Cloud environments grow and evolve. Their dynamism gives organizations unprecedented flexibility, but managing that dynamism can be a challenge.
Managing cloud performance is necessary, however, for ensuring that your cloud environment grows and evolves in lock-step with your organization’s needs. That’s where cloud performance management comes in.
A Holistic Approach to Managing an Evolving Digital Environment
Cloud performance management sounds like a loaded term, but it isn’t. It simply refers to the processes and metrics you use to see how well your cloud architecture is meeting your business needs.
The key is to approach cloud management holistically. It’s not simply a matter of gauging the performance of individual applications or processes (though this is important). Rather, the goal is to understand whether your cloud architecture has the right balance of scalability and elasticity to keep your operations nimble and responsive.
Within this framework, there is certainly room for an application-level view of performance. That’s what application performance management (APM) does, and it is a crucial part of holistic cloud performance management. APM metrics let organizations understand performance from an end-user perspective, rather than relying on second or third-party data from your host or network, as the team at Lightstep writes. Significantly more value is delivered as a result.
“You’re able to answer questions about specific page load times and database queries in a way that you simply can’t with traditional host-based monitoring,” they explain. “This information can be invaluable in trying to track down bugs in your software, or in understanding how your application performs under load.”
However, a holistic perspective also concedes that the technology itself is a secondary concern because the individual applications and processes are changeable, as Deloitte Chief Cloud Strategy Officer David Linthicum notes. You manage the system those technologies create and the environment in which they operate, then update or tweak the individual tools and processes as necessary.
What Are the Right Metrics to Track?
It is important to track specific metrics to gauge the total performance of your cloud systems. Below are five metrics that you can gather at the API gateway level to get visibility into how well your cloud environment is performing against your own needs and expectations.
The request rate is a measure of how much traffic your application receives. This can be very telling in and of itself:
- If an application gets a sustained spike of traffic, it may need to be scaled.
- If traffic on an application suddenly dries up, this could be a sign that something has gone wrong.
Application availability measures how often an application is available to use. Ideally, that will be a figure greater than 99 percent.
However, note that availability might not tell a complete story about an application’s performance. Joe Hertvik at BMC illustrates this with an example. “Let’s say you are a telecom provider with 99.9% weekly availability (.1% or 10 minutes of downtime a week),” he writes.
“But that .1% downtime occurs during high usage events, such as a record stock trading day, the live finale of a mega-popular TV show, or Amazon Prime day. You reached your availability targets, but your customers are unhappy.”
User satisfaction is typically measured using the application performance index, also known as the Apdex score. Specifically, it’s a measure of the response time of a request or transaction against a threshold of how long that action is expected to take.

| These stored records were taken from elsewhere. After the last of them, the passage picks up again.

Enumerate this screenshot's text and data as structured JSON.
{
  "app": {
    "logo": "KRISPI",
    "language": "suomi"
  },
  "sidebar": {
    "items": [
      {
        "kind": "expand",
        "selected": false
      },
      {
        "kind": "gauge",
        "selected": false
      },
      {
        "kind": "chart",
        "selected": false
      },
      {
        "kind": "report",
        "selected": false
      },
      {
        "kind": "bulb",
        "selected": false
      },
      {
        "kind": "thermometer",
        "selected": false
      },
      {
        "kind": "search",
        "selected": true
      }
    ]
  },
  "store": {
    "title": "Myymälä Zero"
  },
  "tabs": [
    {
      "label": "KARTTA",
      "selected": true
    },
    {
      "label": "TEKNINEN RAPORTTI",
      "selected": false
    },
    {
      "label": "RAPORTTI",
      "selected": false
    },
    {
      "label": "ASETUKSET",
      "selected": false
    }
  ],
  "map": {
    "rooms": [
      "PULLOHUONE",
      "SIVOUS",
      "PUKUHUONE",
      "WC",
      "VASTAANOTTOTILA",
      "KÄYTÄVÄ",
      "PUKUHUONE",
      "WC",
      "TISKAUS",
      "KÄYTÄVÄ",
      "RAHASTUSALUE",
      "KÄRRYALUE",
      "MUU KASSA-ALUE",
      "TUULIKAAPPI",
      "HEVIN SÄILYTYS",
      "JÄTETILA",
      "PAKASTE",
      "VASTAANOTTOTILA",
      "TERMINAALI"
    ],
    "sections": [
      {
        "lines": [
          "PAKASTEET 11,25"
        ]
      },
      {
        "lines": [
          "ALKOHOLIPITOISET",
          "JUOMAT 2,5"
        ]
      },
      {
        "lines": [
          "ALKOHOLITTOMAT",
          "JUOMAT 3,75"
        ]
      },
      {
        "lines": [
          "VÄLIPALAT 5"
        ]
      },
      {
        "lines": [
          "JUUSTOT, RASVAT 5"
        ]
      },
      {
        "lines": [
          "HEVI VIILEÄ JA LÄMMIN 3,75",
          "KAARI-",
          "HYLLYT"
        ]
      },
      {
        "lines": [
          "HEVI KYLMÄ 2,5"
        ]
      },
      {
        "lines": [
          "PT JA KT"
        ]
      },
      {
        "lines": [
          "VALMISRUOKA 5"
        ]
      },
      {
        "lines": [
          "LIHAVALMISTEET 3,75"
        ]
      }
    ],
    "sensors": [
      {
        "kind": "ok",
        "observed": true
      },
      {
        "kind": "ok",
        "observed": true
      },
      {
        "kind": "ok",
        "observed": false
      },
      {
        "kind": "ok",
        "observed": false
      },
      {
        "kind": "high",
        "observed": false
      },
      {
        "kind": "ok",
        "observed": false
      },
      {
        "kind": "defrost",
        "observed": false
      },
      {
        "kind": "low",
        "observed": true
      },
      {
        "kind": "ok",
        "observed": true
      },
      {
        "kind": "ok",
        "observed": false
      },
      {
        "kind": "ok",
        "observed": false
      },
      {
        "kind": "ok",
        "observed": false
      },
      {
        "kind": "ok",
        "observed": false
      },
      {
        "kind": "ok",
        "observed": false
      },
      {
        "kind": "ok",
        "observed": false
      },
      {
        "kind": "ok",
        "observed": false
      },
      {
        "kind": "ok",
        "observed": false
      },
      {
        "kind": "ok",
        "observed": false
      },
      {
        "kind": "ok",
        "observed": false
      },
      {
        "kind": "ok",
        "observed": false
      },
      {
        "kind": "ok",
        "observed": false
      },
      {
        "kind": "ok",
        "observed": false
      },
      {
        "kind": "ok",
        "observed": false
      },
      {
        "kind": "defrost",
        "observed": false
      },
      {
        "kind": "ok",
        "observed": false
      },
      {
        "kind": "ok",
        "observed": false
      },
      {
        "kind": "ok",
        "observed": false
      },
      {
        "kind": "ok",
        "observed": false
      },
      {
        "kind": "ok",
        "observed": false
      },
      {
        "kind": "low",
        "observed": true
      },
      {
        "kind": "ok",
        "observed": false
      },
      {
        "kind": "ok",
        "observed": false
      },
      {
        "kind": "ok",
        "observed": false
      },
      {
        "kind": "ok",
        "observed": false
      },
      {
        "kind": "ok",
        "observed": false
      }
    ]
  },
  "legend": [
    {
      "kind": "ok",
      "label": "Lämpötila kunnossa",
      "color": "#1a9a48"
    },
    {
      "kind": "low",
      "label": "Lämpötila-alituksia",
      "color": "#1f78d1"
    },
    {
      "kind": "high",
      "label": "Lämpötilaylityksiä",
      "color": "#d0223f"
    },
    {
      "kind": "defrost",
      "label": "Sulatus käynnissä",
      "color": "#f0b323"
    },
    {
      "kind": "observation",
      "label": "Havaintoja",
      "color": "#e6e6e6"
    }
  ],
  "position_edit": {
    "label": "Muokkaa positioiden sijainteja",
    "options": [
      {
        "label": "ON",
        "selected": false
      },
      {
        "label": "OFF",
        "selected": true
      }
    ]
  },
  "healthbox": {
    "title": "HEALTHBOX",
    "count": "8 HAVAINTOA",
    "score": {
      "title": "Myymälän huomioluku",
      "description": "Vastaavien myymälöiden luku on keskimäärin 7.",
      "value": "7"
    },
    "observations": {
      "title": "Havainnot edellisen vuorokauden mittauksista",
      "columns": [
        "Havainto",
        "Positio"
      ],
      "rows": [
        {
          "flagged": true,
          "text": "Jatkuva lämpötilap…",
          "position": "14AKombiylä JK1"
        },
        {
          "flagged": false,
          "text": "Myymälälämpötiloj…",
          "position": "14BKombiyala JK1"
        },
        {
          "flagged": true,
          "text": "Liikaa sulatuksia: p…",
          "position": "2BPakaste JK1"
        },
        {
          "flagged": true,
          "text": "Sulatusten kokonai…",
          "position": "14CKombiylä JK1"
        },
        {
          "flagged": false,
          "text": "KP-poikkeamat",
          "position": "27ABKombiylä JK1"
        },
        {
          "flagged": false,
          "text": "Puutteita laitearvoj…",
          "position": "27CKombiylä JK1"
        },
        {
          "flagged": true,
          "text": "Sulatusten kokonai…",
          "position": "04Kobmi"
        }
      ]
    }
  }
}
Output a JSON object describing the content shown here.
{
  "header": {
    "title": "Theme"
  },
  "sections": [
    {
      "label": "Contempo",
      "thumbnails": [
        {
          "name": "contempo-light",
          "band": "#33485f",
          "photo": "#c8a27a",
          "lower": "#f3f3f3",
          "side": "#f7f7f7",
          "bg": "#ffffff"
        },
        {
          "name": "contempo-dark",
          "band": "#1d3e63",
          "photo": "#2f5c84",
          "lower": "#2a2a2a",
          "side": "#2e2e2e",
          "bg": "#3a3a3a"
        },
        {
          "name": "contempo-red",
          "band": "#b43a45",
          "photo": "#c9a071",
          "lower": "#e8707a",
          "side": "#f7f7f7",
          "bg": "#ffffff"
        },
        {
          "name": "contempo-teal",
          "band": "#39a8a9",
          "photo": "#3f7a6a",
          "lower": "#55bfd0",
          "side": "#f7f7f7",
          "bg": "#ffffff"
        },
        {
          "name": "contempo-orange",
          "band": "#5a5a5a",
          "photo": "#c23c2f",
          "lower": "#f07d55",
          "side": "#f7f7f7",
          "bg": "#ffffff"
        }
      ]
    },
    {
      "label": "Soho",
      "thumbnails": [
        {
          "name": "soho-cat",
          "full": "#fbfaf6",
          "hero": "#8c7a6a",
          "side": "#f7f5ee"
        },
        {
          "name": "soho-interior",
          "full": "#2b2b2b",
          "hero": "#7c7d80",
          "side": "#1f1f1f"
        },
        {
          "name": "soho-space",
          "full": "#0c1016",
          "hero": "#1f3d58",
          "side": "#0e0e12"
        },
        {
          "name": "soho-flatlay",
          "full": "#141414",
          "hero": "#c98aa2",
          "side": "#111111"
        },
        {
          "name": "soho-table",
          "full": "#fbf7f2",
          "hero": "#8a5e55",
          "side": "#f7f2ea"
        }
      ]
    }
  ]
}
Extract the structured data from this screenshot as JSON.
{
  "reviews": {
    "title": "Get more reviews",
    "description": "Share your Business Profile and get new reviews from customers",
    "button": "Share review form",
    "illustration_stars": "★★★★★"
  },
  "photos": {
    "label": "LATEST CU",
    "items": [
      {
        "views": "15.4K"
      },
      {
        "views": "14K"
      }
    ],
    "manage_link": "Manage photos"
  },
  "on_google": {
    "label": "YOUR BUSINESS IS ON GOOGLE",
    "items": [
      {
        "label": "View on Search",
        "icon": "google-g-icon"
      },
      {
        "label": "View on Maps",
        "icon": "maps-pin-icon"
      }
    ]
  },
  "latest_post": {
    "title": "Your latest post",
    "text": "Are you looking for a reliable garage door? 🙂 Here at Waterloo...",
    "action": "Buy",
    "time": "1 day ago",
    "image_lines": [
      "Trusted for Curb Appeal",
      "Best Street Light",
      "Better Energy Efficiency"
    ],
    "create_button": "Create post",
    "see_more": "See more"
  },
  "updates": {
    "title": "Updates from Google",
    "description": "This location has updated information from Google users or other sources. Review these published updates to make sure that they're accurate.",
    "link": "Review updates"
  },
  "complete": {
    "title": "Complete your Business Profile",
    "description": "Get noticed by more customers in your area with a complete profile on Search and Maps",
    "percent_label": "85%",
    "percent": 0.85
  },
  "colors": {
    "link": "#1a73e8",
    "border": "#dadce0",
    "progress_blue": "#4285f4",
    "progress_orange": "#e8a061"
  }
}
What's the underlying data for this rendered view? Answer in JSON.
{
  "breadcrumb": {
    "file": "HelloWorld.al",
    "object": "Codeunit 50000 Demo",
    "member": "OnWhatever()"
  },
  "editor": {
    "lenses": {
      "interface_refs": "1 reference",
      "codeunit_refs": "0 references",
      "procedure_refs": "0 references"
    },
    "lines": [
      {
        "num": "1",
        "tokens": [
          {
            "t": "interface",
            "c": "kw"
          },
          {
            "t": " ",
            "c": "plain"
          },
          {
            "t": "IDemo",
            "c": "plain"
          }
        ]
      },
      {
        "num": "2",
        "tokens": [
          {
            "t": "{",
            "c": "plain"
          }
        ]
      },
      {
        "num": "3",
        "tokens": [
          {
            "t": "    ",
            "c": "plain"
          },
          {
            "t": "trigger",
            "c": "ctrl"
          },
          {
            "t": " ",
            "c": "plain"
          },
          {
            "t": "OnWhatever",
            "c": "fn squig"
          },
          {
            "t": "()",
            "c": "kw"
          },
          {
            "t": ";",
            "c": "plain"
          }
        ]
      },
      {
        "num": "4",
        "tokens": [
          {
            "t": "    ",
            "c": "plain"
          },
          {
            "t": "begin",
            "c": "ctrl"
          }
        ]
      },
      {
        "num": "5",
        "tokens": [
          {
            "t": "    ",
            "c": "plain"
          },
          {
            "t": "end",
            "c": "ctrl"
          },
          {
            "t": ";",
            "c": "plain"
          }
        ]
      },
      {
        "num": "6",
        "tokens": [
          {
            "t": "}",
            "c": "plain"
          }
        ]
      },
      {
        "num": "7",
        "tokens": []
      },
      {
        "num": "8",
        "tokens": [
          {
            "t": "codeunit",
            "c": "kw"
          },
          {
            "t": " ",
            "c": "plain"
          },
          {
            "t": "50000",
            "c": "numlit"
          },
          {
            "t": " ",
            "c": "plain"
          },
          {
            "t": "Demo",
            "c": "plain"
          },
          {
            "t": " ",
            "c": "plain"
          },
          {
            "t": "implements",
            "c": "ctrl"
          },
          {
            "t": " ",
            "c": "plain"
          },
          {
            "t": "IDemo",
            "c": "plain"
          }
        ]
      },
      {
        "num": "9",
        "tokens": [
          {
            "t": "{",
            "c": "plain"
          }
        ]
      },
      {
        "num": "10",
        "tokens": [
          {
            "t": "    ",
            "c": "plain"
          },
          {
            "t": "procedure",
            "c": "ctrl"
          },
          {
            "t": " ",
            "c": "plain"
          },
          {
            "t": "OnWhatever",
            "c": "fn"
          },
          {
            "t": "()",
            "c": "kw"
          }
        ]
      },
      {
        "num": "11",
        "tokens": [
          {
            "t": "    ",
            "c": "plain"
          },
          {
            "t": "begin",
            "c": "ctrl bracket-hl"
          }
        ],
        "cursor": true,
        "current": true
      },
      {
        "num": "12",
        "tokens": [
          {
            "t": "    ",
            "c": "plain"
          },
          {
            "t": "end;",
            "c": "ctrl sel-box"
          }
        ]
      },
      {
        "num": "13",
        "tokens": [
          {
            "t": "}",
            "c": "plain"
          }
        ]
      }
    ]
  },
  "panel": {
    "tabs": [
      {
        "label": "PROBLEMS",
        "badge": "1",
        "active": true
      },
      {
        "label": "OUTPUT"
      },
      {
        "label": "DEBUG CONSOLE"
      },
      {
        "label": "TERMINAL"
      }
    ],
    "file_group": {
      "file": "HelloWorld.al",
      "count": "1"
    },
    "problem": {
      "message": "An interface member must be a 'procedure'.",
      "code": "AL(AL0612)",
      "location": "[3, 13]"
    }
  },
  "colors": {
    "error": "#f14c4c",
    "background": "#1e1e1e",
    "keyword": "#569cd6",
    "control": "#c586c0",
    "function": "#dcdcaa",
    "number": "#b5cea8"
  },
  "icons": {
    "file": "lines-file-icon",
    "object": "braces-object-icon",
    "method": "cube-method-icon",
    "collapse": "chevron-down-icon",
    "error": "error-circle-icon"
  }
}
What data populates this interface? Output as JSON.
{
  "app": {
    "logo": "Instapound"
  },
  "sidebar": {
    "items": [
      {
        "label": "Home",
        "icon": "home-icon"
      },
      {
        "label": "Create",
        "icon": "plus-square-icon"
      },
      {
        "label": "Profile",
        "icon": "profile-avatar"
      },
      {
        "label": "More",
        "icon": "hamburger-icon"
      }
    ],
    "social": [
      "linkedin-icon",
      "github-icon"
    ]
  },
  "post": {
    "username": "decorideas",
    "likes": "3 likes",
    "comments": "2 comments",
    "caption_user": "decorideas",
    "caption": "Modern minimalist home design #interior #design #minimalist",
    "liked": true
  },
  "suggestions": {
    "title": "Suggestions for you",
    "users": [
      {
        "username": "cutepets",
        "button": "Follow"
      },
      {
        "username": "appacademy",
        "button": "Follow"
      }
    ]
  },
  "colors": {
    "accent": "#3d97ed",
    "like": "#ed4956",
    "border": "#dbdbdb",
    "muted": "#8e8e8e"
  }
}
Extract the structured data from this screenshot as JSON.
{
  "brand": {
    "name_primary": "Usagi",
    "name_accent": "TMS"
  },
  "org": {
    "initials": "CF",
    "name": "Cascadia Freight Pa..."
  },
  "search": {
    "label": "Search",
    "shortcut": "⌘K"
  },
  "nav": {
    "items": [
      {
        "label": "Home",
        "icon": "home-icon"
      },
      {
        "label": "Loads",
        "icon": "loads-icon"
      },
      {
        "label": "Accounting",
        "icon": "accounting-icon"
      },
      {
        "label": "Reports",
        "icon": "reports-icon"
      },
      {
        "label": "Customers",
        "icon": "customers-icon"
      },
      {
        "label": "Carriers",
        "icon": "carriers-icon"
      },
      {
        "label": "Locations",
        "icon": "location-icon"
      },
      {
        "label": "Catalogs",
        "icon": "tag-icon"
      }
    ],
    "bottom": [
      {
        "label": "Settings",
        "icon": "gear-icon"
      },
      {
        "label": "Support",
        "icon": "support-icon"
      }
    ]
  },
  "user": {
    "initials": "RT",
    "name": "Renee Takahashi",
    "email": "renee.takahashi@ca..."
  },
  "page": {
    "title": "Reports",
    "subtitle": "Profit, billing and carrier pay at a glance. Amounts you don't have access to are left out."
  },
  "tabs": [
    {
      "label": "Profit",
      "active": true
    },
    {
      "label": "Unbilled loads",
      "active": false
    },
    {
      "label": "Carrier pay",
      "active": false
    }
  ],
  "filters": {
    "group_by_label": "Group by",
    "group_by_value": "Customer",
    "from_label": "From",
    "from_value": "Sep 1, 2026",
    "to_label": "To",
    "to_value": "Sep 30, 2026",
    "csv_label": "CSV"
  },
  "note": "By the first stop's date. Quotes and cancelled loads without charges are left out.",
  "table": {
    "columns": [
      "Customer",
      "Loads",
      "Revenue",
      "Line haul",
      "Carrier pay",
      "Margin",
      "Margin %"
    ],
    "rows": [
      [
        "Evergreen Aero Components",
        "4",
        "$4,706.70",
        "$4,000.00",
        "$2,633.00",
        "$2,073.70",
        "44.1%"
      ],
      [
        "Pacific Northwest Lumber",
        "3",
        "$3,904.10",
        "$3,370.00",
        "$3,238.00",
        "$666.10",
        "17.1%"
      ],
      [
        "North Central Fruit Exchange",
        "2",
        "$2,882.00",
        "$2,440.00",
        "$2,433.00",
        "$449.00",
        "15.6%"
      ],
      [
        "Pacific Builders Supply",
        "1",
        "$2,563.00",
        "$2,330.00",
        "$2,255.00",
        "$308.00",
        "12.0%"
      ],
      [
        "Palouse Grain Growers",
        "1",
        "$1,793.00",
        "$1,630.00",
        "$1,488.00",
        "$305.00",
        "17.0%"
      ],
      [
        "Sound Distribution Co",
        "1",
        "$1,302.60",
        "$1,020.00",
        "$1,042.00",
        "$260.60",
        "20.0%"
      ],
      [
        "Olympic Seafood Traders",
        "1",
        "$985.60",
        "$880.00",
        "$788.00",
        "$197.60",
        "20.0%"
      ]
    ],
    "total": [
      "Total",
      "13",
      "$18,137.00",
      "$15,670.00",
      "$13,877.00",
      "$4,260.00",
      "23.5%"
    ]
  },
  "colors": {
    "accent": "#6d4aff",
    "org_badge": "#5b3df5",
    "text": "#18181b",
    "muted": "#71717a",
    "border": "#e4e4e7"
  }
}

“Those transactions are then bucketed into satisfied (fast), tolerating (sluggish), too slow, and failed requests,” explains Stackify’s Matt Watson. A score from zero to one is calculated by a formula that adds the satisfied requests with half of the tolerated requests, then divides that figure by the total number of requests.
The error rate tracks how many application requests end in failures.
Failures can mean different things depending on the application, writes Splunk’s Chris Tozzi. “A 404 response in a Web app would be an error. An application instance or process that exits with an error code, or simply logs a failure to answer a given request, would also be an error. In some languages, like Java, you may want to consider exceptions a form of error too.”
CPU, Memory and Other Resource Metrics
It is important to measure CPU usage and other server-related metrics, even if you don’t host applications on your servers. You can — and should — automate this kind of resource monitoring so that the system will be able to commit infrastructure as necessary whenever there is a need to scale up or down.
“Many people think of monitoring as being alerted about a problem and guided to the issue source to fix it,” says Todd Kindsfather, former product manager at IBM and current OEM product manager at Sirius XM Radio. “But another motivation for monitoring is to proactively avoid those problems in the first place.”
Get the Most From Your Cloud
Let’s take this view a level up now.
While the metrics above will provide valuable insights, you also need to have in place processes that let you observe and monitor cloud traffic and all of the integrated systems. When you have this kind of dashboard view of the whole environment, you have visibility into things like data movement, real-time service availability and how each of your services works with the others.
All of this gives you the ability to adjust your cloud infrastructure at will so that you can constantly be striking a balance between technology costs and business needs. This is an ongoing, ever-changing process because your cloud environment is itself ever-changing.
As David Linthicum at Deloitte notes, cloud performance management is “about success in ongoing operations.”